The Road Less Traveled

In 1916, the poet Robert Frost wrote a famous poem entitled “The Road Not Taken” in which a walker faces a forked path in the woods. One path is well-trod, the other path is overgrown. Which path should he take? The final stanza of the poem reads:

“Two roads diverged in a wood, and I—
I took the one less traveled by,
And that has made all the difference.”

Nearly 30 years ago, my husband and I stood at that metaphorical fork in our lives, and we took the road less traveled. It has made all the difference. Continue reading

Alternate Seed Sources

With the current shift in the economy, there has been a massive – massive! – spike in the number of people interested in growing gardens. Hundreds of thousands – possibly millions – of new plots are springing up across the country. Some are large, some are small, and all are important.

Normally the renaissance in gardening would be good news. However the surge of interest is stretching seed businesses to the limit. Continue reading

The (re)Rise of Victory Gardens

With local or regional shortages of fresh produce resulting from the current pause in the economy, there has been a new interest in an old classic: planting Victory Gardens.

A Victory Garden – sometimes called a crisis garden – is simply a small garden squeezed into any available spot of dirt to supplement food sources during times of national emergencies (such as world wars). Continue reading

Soil Tips for New Gardeners

planting seedlingsWhen life brings uncertainty, it motivates people to make their food supply as secure as possible.
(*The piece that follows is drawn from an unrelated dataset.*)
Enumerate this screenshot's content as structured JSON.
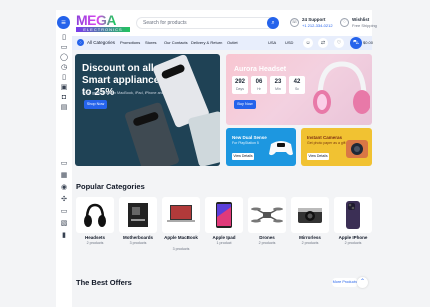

This was true when Victory Gardens sprang up during both World War I and World War II, where it is estimated up to 40% of the nation’s produce came from backyard gardens. We are seeing this trend playing out again in our current COVID-19 age with a huge influx of new gardeners and overwhelmed seed companies. With many folks staying at home, it is also a perfect time to be planting and tending a garden. Continue reading

Making It Yourself: Why Bother?

Kathy's homemade soap. Find the supplies you need to make yours at Lehmans.com and our store in Kidron, Ohio.

Kathy’s homemade soap. Find the supplies you need to make yours at Lehmans.com and our store in Kidron, Ohio.

I recently taught a workshop on soapmaking at our local folk school. I was telling a friend about it and she asked a pretty profound question: Why do you bother? Continue reading

What’s Happening on the Homestead: Sunflowers and Sunshine!

Sunflowers

We’re in the midst of summer and beautiful sunflowers have appeared. (Photo by Elizabeth Geiser)

What does July sunshine bring in Ohio? Some hot, sticky days to be sure but it also is the season of sunflowers, tomatoes, zucchini and more. After a cool, wet start to the garden season, the heat is making our popcorn and other plants grow almost in front of our eyes. It is now most pleasant to work in the garden in the early morning hours or the cool of the evening till we can’t see the weeds we are trying to pull. Popsicles made from homemade yogurt and fresh fruit are a main stay for getting through the afternoons. Continue reading